The senator rejected a televised debate proposed by Victoria Reggie Kennedy, widow of Senator Edward M. Kennedy, after she refused to withhold an endorsement in the campaign. Yet Brown said he would appear with Rea, a conservative who openly labels himself Brown’s friend, with or without Warren.

Warren refused until today to answer whether she would accept the radio invitations, while Brown has already declared himself finished with negotiations.

He has already agreed to the most debates by an incumbent Massachusetts senator since Democrat incumbent John Kerry faced off against Republican William F. Weld in 1996 for a series of eight epic debates.

“From the beginning, Elizabeth has made clear her priority is to ensure debates are seen by as wide an audience as possible all across the state.
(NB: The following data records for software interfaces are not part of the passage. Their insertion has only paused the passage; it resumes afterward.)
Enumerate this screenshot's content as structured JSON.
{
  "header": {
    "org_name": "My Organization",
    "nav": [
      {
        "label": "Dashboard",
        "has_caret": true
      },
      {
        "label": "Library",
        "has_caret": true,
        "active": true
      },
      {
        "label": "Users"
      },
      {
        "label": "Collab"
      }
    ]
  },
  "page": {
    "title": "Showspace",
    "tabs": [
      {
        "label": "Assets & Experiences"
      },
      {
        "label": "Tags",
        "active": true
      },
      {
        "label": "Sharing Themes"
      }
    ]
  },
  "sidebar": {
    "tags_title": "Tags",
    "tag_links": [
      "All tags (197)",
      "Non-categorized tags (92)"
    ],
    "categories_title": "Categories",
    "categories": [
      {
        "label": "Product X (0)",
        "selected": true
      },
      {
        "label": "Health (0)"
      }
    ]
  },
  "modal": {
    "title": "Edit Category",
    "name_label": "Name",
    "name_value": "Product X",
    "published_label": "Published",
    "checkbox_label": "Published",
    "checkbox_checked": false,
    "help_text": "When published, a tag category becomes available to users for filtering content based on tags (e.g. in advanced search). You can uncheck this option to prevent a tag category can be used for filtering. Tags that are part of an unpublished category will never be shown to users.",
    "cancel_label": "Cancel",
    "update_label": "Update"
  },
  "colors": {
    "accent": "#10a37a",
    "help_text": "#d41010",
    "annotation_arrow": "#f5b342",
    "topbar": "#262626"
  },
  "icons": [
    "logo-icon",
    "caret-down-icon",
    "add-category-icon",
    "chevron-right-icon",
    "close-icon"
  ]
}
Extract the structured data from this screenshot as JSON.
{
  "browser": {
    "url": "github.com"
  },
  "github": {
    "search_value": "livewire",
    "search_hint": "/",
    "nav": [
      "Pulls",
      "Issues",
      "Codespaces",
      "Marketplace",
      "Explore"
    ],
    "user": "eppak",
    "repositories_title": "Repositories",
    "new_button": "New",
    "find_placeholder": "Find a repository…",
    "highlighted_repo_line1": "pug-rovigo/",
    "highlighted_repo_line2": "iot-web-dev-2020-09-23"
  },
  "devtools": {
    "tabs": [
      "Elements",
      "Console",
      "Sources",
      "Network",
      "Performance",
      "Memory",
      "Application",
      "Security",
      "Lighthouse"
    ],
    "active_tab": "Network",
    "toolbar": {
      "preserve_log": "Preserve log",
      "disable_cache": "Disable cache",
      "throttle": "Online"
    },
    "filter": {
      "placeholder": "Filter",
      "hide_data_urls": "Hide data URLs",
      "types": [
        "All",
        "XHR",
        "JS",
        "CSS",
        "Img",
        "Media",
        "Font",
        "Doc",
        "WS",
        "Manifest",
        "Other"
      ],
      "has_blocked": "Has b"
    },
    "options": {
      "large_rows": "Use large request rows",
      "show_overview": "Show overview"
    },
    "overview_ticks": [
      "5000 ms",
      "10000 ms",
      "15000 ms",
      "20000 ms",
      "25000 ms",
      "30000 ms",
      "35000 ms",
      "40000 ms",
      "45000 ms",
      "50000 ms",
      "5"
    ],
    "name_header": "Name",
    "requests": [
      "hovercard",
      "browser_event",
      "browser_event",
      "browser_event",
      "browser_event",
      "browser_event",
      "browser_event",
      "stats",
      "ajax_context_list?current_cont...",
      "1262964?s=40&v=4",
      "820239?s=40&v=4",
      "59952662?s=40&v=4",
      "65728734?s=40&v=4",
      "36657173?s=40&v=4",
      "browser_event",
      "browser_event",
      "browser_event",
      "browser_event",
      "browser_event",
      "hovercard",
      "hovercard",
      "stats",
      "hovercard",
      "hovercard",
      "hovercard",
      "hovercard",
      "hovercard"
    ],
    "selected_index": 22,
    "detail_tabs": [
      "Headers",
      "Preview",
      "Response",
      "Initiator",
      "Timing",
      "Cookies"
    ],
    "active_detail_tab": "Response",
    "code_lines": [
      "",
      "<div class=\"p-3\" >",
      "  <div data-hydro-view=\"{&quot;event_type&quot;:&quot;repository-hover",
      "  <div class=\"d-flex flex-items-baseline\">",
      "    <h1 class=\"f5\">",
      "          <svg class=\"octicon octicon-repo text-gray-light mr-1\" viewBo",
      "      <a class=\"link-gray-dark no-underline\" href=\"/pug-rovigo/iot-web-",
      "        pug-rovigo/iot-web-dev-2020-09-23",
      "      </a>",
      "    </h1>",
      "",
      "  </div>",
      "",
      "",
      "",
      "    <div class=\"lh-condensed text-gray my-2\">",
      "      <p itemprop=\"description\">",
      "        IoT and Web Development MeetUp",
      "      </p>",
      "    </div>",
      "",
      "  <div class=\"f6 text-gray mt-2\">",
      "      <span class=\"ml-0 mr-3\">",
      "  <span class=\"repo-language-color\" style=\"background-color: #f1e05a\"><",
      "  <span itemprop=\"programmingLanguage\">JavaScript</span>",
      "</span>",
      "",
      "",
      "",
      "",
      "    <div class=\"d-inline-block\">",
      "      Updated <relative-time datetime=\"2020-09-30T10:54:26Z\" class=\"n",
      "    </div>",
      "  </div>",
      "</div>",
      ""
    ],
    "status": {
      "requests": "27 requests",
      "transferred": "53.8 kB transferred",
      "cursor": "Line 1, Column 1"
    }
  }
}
That means televised debates throughout Massachusetts as well as regional forums—many which will be simulcast on radio,” said Warren spokeswoman Alethea Harney.

Noting that the Brown campaign rejected the Warren campaign’s request to negotiate a debate schedule face-to-face, Harney said that Brown had “tried to dictate the locations and terms of debates. His priority is talk radio.”

Harney said: “Elizabeth wants voters to see and hear from both candidates on the issues. We hope Scott Brown reconsiders his stance and joins Elizabeth at these regional forums.”

Brown said he was “disappointed” that Warren had “decided to duck” the first debate.

“By skipping this first debate, Professor Warren is once again saying one thing but doing another,” the senator said in a statement. “I have very important differences with Professor Warren on taxes, spending, and debt – all of which she wants to increase. I plan on showing up at the debate anyway to talk about these issues.”

Earlier in the day, Warren sought to portray herself as guardian of oft-ignored regions of the state, accepting a South Coast debate invitation even after Brown’s pronouncement about being done with negotiations.

The televised debates he and Warren have already accepted cover the Greater Boston and Springfield media markets, and some will be simulcast across the television spectrum.

Nonetheless, Warren has accepted an additional proposed debate in Worcester, and today added one in New Bedford. Brown has already rejected the Worcester debate, pointing to his statement last week that he was finished negotiating.

“The people of Massachusetts share common concerns about the economy, education and keeping our commitments to seniors. But there are also local issues that weigh heavily on residents where the federal government has a role, such as South Coast Rail,” Mindy Myers, Warren’s campaign manager, said in a statement. “Elizabeth believes that voters should hear from both candidates on issues close to home in forums close to home. Scott Brown should not turn his back on these voters.”